“We plan to build at least five new hangers on land just to the west of the existing facilities,” said new Airport Manager Myron Lasater. And the city may also build a terminal on the property.
Lasater and his partners, Sonny Belew and Kerry Bay, all grew up in Lebanon and started flying out of the Lebanon Airport, so when they decided to move their business aviation services away from Nashville International Airport the Lebanon facility came to mind.
“We were driving around looking at small airports, when I said, ‘What about Lebanon?’” Lasater said.“This is a ‘Field of Dreams’ mentality, a build-it-and-they-will-come idea,” Bay said. “We want to bring the enthusiasm and excitement to this airport, a breath of fresh air.”
The team chose Lebanon based on several things, but location was the primary reason.
“The most important thing was Lebanon’s strategic location,” Belew pointed out. “It’s right on I-40, Hartmann Drive is close and Nashville is nearby.”
The potential impact on Wilson County was important to the partners, too.“The economic impact could be a big benefit to Lebanon,” Lasater said, noting that a well run, conveniently located airport can be a major selling point with businesses deciding where to locate new offices.
He also added that having a quality aviation maintenance service, which Redi-Air intends to provide, at the airport will draw business from all across the country.“There’s a misnomer out there about businesses owning airplanes,” Belew said. “An airplane is a business tool just like a computer.”
Lasater, who worked as a pilot for Cracker Barrel for more than 12 years, gave an example. “Suppose your company has a president and two or three executives who need to be in Casper, Wy. for a conference,” he said. “A commercial flight will take two days there and two days back, but if you have a plane you put everyone you need on that plane this morning and they’re back in time for dinner with their family.”
He pointed out that while that is partly personal convenience it also saves the company three or four days pay for however many executives.
Those smaller company planes are the ones Redi-Air hopes to encourage to use Lebanon Airport as a base.The company has already started its efforts to spruce up the facilities at the airport, too.
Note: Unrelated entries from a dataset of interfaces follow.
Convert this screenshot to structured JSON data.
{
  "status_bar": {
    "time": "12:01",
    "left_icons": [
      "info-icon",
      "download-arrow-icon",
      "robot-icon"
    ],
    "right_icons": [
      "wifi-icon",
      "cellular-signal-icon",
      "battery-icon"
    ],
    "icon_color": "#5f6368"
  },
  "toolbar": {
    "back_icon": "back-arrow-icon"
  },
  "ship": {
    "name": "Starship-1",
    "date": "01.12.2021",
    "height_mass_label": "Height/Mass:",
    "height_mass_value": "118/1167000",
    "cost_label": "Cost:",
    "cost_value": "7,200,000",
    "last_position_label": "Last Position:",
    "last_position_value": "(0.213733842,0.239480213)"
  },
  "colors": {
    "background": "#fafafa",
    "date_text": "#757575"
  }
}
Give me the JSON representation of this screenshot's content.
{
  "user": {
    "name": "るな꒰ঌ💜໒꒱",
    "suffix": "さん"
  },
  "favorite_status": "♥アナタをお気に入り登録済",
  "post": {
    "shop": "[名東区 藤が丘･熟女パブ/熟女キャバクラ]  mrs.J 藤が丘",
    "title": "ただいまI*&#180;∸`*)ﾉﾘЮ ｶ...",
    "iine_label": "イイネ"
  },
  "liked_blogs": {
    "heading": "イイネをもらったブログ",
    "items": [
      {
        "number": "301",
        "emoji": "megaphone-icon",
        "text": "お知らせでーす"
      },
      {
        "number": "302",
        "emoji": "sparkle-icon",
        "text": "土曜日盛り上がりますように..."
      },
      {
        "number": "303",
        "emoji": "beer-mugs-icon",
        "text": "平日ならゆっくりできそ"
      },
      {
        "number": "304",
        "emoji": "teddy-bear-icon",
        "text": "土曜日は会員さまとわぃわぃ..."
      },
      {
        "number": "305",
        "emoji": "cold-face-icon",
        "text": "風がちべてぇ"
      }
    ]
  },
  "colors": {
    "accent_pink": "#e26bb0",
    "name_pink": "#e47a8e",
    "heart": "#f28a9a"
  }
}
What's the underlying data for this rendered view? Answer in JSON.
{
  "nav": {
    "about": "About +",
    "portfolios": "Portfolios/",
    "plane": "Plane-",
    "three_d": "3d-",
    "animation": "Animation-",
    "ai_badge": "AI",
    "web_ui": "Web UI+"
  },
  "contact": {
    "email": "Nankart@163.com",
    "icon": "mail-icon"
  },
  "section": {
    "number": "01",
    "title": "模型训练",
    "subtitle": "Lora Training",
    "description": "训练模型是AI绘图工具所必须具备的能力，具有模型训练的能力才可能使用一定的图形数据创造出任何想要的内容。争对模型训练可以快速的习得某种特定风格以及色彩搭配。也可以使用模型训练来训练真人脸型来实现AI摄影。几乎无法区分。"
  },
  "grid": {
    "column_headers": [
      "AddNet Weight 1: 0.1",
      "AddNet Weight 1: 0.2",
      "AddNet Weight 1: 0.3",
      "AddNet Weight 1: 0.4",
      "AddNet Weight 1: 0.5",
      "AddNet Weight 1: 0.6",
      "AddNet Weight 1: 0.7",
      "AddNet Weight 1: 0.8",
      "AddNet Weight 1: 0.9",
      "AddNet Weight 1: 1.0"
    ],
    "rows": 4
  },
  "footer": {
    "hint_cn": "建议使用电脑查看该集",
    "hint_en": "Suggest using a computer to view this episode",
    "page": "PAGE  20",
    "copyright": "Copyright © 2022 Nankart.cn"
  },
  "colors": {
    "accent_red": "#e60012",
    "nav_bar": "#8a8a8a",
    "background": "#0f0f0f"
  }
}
The reception area has a fresh coat of paint, new furniture and a modern new look.“Three weeks ago, this area was institutional white and not very attractive,” Lasater said.It’s all part of the effort to make the airport ready for company, and Redi- Air is expecting visitors.
On May 20, a Vietnam helicopter pilots’ group will be stopping off on a “Trip to the Wall” (the Vietnam Wall in Washington, D.C.), partly because there are several Vietnam pilots in this area.On June 7-8, there is a D-Day Memorial planned for the airport, with everyone encouraged to come out and see the planes and activities.
The following weekend will be Airport Appreciation Day with tours of the airport and possible plane rides and other activities.
On Sept 4, the 555th Squadron, a World War II all-black squadron, will be coming to the airport, and there’s a fly-in scheduled for later in September.
And in between, the Young Eagles program is still alive and well at the airport. Young Eagles is a program sponsored by the Experimental Aircraft Association to give plane rides to children. For more information, call the airport at 444-0031.But what if you want to learn to fly? Redi-Air group will be providing lessons for potential pilots.
First, new pilots will talk to Lasater. He will match them up with a flight instructor who will stay with them for the entire program. New pilots can train at several levels from private license up through commercial piloting, and in the future there will even be training on Very Light Jets (VLJ). These small jets carry from four to eight passengers, and cost in a range from $1.5 million to $2.7 million. They are quieter, more efficient and more airport friendly than the bigger models.
The plan is to have a variety of sizes and types of planes for pilots to train for future careers.
At this point, Belew, Bay and Lasater all say they are very pleased with the support their plans are receiving locally. “We want to say thanks for the support we’ve received,” Belew said. “We’ve been very well received,” Lasater said.
“Yes, we appreciate the city fathers and the airport commission for helping make this work,” Bay added.